> EXERCISE OBJECTIVE: For this exercise, print the listing below exactly, without its pictures.

DATASET RECORDS Block Start

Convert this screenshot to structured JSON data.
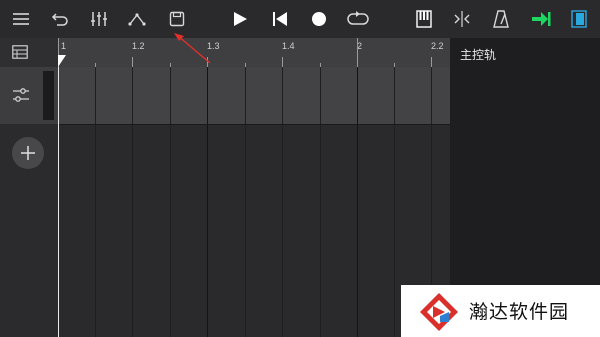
{
  "toolbar": {
    "icons": [
      "menu-icon",
      "undo-icon",
      "mixer-icon",
      "automation-icon",
      "save-icon",
      "play-icon",
      "skip-back-icon",
      "record-icon",
      "loop-icon",
      "keyboard-icon",
      "split-icon",
      "metronome-icon",
      "export-icon",
      "panel-toggle-icon"
    ],
    "accent_green": "#1ed760",
    "accent_blue": "#2aa8e0"
  },
  "ruler": {
    "labels": [
      "1",
      "1.2",
      "1.3",
      "1.4",
      "2",
      "2.2"
    ]
  },
  "right_panel": {
    "title": "主控轨"
  },
  "watermark": {
    "text": "瀚达软件园",
    "logo_color": "#d9302c"
  },
  "annotation": {
    "arrow_color": "#e0302a"
  }
}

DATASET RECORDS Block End

> RESULT OF THIS TASK:
Convert this screenshot to structured JSON data.
{
  "toolbar": {
    "icons": [
      "menu-icon",
      "undo-icon",
      "mixer-icon",
      "automation-icon",
      "save-icon",
      "play-icon",
      "skip-back-icon",
      "record-icon",
      "loop-icon",
      "keyboard-icon",
      "split-icon",
      "metronome-icon",
      "export-icon",
      "panel-toggle-icon"
    ],
    "accent_green": "#1ed760",
    "accent_blue": "#2aa8e0"
  },
  "ruler": {
    "labels": [
      "1",
      "1.2",
      "1.3",
      "1.4",
      "2",
      "2.2"
    ]
  },
  "right_panel": {
    "title": "主控轨"
  },
  "watermark": {
    "text": "瀚达软件园",
    "logo_color": "#d9302c"
  },
  "annotation": {
    "arrow_color": "#e0302a"
  }
}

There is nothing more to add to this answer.